## Task instructions
Wherever "Options" appears in the records below, copy the line that holds it.

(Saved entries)

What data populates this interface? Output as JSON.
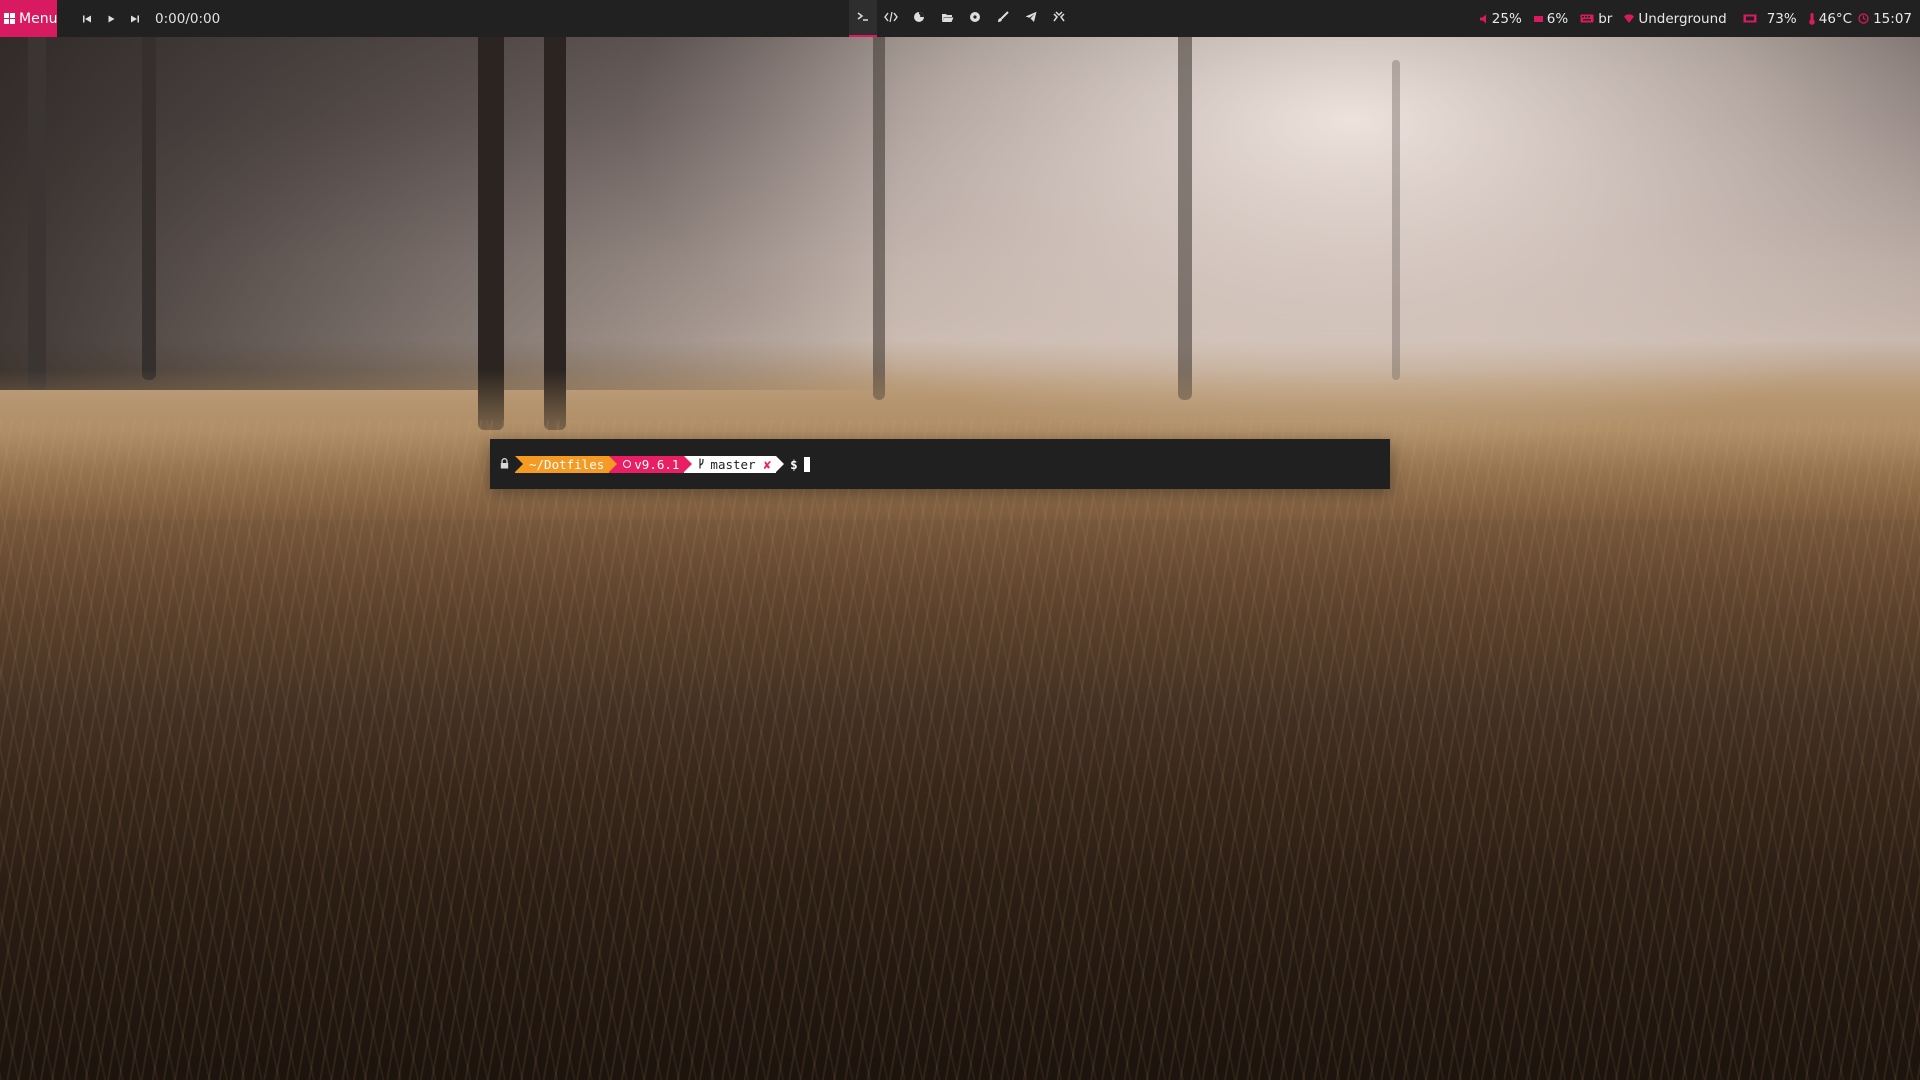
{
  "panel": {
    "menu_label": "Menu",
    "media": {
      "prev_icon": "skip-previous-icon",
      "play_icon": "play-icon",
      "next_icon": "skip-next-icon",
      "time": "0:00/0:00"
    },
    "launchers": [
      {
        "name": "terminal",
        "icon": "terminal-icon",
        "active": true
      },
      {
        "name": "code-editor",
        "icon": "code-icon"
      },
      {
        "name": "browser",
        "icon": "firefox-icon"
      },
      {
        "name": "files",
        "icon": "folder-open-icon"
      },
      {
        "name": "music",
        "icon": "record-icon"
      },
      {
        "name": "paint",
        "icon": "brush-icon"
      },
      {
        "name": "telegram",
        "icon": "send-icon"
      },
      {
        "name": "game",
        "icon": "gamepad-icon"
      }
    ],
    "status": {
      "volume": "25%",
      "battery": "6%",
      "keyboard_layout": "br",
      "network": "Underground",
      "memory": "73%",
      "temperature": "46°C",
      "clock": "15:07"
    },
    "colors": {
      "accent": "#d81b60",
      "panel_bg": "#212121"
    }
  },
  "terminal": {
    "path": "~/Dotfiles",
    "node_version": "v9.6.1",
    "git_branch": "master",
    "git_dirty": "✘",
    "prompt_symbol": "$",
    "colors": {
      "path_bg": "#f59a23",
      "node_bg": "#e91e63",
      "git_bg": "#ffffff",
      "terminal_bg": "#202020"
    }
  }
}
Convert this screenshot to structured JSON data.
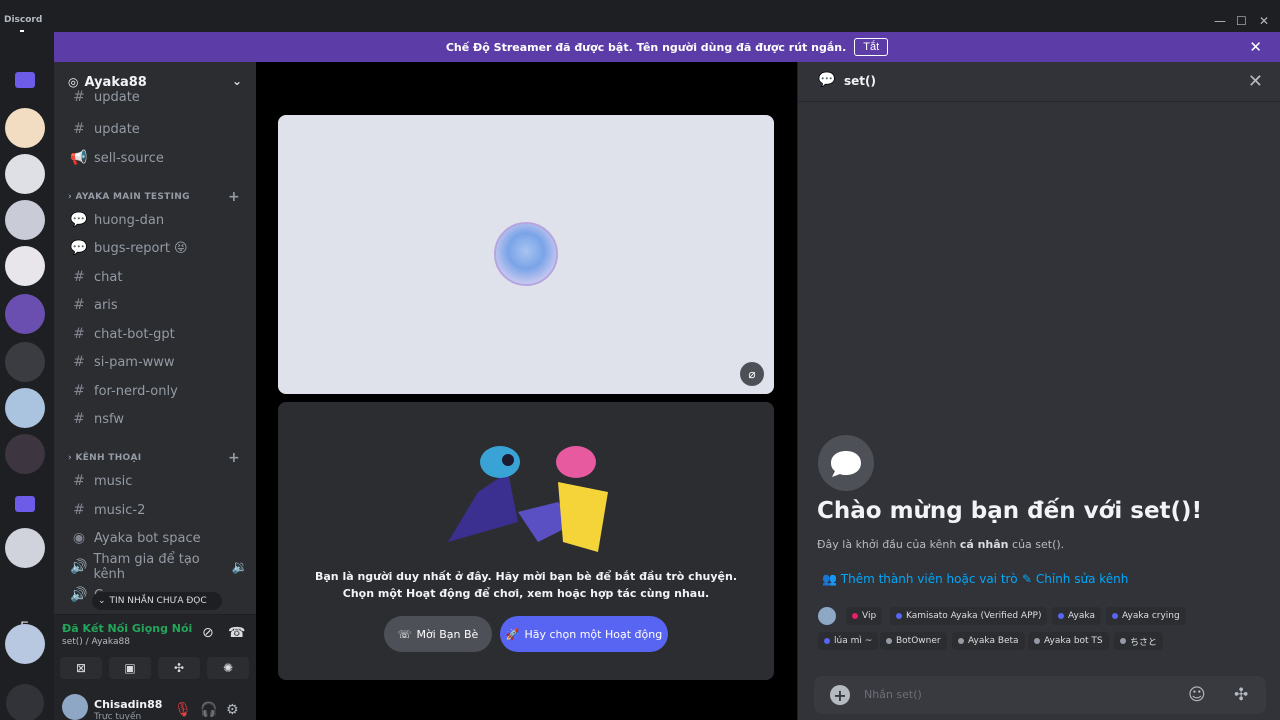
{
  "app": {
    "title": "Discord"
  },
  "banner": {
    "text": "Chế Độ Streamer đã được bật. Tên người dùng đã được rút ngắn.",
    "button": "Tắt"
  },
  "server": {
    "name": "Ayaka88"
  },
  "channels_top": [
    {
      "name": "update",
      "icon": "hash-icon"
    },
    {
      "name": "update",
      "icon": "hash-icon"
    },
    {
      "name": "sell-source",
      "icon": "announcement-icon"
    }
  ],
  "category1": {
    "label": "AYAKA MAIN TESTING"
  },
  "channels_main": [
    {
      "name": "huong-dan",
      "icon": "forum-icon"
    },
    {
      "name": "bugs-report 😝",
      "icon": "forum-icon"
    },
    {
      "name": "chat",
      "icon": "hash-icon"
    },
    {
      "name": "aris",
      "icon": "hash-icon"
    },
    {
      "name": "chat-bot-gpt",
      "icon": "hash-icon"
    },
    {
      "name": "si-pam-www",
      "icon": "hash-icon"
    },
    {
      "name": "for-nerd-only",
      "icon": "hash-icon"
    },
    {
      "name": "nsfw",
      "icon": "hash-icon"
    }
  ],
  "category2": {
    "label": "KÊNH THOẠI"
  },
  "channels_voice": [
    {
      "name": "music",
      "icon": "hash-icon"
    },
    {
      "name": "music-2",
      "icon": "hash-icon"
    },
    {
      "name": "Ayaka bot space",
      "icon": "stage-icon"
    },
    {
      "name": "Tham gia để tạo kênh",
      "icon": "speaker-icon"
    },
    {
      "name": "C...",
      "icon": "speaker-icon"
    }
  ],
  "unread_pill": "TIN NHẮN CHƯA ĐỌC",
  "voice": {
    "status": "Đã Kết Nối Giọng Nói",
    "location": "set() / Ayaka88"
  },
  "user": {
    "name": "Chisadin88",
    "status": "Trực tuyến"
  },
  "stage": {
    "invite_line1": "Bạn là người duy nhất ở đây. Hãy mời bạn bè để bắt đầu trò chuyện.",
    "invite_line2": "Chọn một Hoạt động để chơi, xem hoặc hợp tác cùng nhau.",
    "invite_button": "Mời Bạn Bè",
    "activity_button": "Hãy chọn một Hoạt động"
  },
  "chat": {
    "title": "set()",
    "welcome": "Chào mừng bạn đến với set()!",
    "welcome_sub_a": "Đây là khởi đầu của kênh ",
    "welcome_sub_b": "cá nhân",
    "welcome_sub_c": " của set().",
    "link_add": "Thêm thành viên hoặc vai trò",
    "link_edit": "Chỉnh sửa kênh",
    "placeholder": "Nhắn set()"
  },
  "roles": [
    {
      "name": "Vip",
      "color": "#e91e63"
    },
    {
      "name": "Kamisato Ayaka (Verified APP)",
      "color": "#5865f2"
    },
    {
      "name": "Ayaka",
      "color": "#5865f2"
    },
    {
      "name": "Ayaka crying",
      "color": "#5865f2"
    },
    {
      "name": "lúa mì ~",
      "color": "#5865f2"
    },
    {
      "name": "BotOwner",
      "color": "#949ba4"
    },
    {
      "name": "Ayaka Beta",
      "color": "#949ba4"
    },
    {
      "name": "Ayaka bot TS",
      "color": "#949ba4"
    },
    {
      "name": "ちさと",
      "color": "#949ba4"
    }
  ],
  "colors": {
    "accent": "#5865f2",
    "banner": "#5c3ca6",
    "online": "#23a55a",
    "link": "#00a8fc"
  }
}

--

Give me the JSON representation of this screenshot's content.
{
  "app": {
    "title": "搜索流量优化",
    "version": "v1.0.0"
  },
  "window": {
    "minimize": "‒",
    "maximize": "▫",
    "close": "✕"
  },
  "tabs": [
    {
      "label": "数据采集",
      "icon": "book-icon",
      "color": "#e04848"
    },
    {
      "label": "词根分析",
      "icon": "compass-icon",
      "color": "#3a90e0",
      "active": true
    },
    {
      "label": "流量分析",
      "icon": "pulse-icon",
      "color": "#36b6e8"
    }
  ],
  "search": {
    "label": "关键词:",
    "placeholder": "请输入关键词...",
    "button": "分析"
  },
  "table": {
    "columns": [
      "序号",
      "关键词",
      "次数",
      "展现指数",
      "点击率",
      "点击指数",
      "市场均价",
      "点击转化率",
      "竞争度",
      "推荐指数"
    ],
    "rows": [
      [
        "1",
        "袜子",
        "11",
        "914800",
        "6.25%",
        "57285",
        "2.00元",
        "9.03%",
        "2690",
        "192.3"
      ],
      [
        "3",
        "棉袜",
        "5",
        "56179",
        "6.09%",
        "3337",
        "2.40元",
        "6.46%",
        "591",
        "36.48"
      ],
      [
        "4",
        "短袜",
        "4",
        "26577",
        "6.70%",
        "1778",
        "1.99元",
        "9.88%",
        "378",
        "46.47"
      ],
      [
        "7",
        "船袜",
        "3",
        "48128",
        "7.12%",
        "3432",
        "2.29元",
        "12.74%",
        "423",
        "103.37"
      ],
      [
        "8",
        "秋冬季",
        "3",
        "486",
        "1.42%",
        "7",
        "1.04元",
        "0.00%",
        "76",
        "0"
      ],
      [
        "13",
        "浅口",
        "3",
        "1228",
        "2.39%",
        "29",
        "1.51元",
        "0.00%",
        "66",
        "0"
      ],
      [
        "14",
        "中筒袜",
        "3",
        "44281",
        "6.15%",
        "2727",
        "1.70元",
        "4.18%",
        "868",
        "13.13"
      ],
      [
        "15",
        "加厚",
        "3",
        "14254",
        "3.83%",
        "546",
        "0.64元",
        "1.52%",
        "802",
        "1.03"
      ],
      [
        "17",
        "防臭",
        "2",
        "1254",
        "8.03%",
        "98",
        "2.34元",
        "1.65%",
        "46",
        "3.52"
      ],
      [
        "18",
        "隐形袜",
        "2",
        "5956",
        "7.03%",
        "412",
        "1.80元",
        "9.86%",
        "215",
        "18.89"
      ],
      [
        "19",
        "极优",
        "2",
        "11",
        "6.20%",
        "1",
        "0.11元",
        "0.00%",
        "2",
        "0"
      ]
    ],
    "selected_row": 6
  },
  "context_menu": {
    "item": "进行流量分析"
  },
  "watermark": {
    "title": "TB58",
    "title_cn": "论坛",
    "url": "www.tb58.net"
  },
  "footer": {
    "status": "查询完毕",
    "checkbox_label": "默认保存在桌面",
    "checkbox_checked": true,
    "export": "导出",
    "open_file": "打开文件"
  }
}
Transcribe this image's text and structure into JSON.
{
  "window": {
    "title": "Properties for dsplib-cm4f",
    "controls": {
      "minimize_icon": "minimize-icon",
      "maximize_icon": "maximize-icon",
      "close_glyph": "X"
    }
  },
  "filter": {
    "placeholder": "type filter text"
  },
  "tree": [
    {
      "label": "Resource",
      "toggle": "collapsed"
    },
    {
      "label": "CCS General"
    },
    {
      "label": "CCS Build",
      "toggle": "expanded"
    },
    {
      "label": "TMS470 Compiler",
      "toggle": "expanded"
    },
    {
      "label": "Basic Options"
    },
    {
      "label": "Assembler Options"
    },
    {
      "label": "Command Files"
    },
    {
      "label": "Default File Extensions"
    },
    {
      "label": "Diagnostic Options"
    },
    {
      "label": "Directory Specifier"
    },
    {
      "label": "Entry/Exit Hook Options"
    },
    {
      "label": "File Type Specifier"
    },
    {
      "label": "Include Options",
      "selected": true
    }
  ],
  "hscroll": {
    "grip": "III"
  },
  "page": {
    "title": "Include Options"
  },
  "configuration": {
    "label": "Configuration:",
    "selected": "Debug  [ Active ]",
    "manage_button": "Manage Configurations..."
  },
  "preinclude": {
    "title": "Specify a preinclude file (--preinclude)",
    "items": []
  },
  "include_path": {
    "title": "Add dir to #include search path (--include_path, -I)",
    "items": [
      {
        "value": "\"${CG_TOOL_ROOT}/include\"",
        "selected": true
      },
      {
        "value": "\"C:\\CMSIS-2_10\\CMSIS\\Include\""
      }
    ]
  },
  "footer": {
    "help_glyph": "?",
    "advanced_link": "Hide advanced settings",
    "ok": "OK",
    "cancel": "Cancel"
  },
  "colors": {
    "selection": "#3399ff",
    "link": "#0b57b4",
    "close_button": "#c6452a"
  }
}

## Solution
      "label": "Basic Options"
      "label": "Assembler Options"
      "label": "Diagnostic Options"
      "label": "Entry/Exit Hook Options"
      "label": "Include Options",
    "title": "Include Options"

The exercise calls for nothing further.